"Good afternoon, and welcome to NPR's 'Car Talk'. Today, we have special guest Douglas Baird of the University of Chicago Law School, here to talk with us about the bankruptcy law implications of the recent crisis in the American automotive industry. Glad to have you with us, professor."
"Good to be here."
"Could you start be explaining the roots of the problem?"
"Well, it's very simple, actually. The domestic automobile industry is tooled for a different technological era and a different car-selling era. The American car market may well be saturated -- there are already more cars in the country than there are people with drivers licenses, and with technological improvements in automobile production, cars have to be replaced less frequently. The result is that the automobile industry has seen sales drop from a consistent 15 million/year, to less than 10 million. But production capacity is still tooled for the prior era, leading to tremendous fixed costs that aren't going to be recouped in the foreseeable future."
"So how do we get rid of that excess capacity?"
"Kill Chrysler. It sounds bloodless but it's true. Some capacity had to be shut down, and Chrysler is not only the least valuable and efficient of the big three, but everyone recognized that it had no real prospects for recovery or renewal. The only question was whether it should be shut down immediately, or gradually to allow some of its functions (and perhaps its few profitable brands, like Jeep), to be taken over by Fiat. For a variety of reasons, the government chose the latter approach."
"That brings up an interesting issue. I know many of our listeners are concerned with the procedures of the bankruptcy sale. How did it work?"
"The federal government persuaded Fiat to create a new subsidiary which would buy Chrysler. It put out a $2 billion bid, which was the only bid made and worth more than Chrysler would be worth if it was entirely liquidated -- or so an expert said. The sale was made, and Chrysler's secured creditors were paid roughly thirty cents on the dollar."
"And with that, we have our first caller. Zach Lynch, from Wykagyl, New York, you're on the air."
"Yes, Professor, I was a secured creditor for Chrysler, so under bankruptcy law I thought I was supposed to get absolute priority over all other creditors. Yet I read that various general creditors, like retiree pension funds, made out like bandits from the sale, while I only got my 30 cents. What gives?"
"Well, Zach, you're right that NewCorp -- Fiat's subsidiary -- did pay money from the sale to various general creditors. But that's immaterial from the perspective of bankruptcy law, because NewCorp wasn't the one in bankruptcy -- Chrysler was. Once NewCorp has obtained Chrysler's assets, it is free to do whatever it wants with them, even seemingly irrational acts like giving them away to groups who were Chrysler's general creditors."
"That sounds very contrived."
"Not at all. Imagine that Chrysler's only asset was a Monet painting, and there were two bids: one for $1 million, and one for $2 million. The latter bid should be accepted, even if the bidder plans to give the Monet away to his mother, even if his mother was also a general creditor of Chrysler. Indeed, you should count yourself lucky: the bidder (NewCorp, here), was willing to pay more than anybody else for Chrysler's assets -- more than Chrysler would be worth liquidated (if the expert is to be believed). Had their bid not gone through, you would have received even less."

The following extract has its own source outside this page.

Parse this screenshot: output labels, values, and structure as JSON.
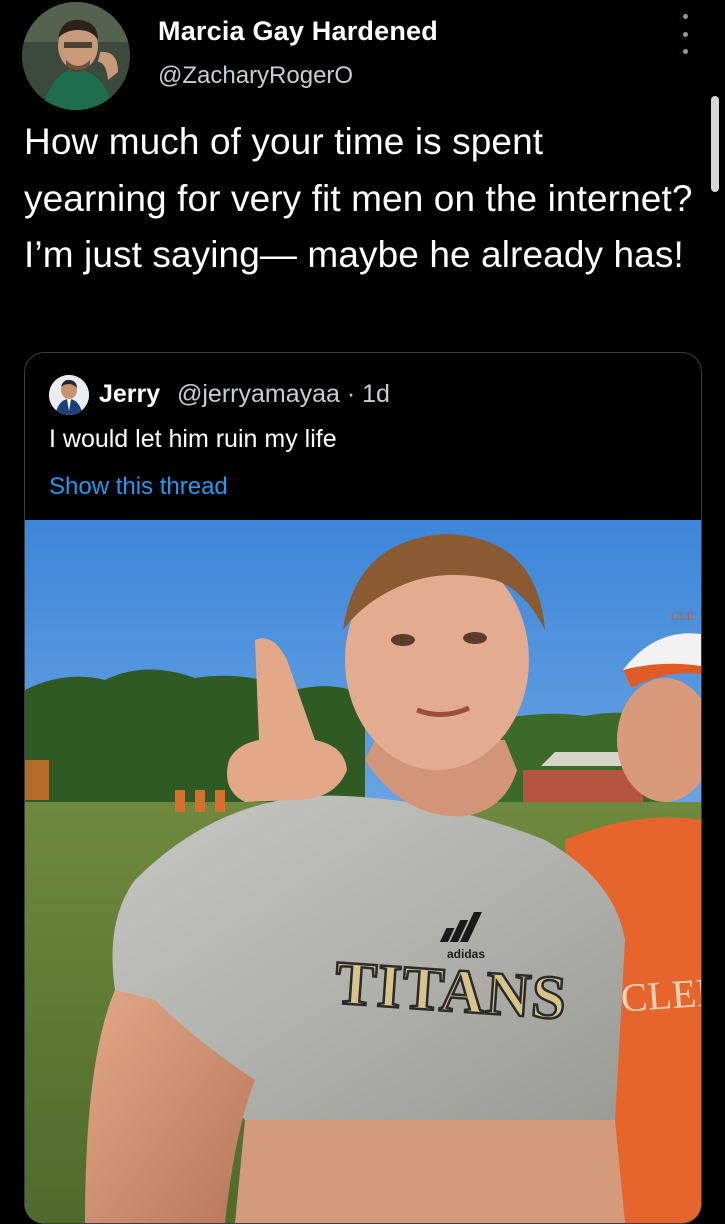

"Josie Trumpeter, Germantown, Maryland, you're on."
"Yes, I'm more concerned about the bankruptcy judge's refusal to entertain liquidating bids. If Chrysler was failing, shouldn't it simply be destroyed, to pave the way for better, more creative corporations?"
"Well, that is a concern, but it matters less than you might think. Secured creditors are always free to effectively liquidate a company if there is no bidder who will pay them back in full and they think it would be in their best interest to do so. They can just take out a loan for the amount they're owed and bid that amount at the bankruptcy auction. If they win, the rule of absolute priority means they'll get that money back immediately (which they then have to repay to the bank), giving them control of the debtors assets with no money out of pocket. If they fail to do so, it is presumably because they don't believe that liquidation will actually net them more money than the opposing, lower bid would."
"But I heard that the real reason the creditors didn't make a bid was that they were bribed with TARP money to butt out."
"Bribed is a pretty strong word. What actually happened was that the consortium of secured creditors agreed to appoint an administrative agent to follow the majority will in deciding whether to make a credit bid. Over 90% of the creditors voted in favor of taking NewCorp's $2 billion bid instead. It's true that the dissident remainder claimed that the majority was influenced by TARP money. But so what? These are all big kids -- they knew what they were getting into when they entered into an agreement. Nobody demands that contractual partners have mutually aligned interests in perpetuity. Here, there was an interest-divergence, and some creditors got hosed. It happens. Next time, they can write a clearer contract if they're worried about such things."
"Well, that's all the time we have today. Join us next week when we diagnose radiator problems in a Saab for the last time ever. Until then, this is NPR's 'Car Talk', wishing all car companies safe travels and a healthy holiday season."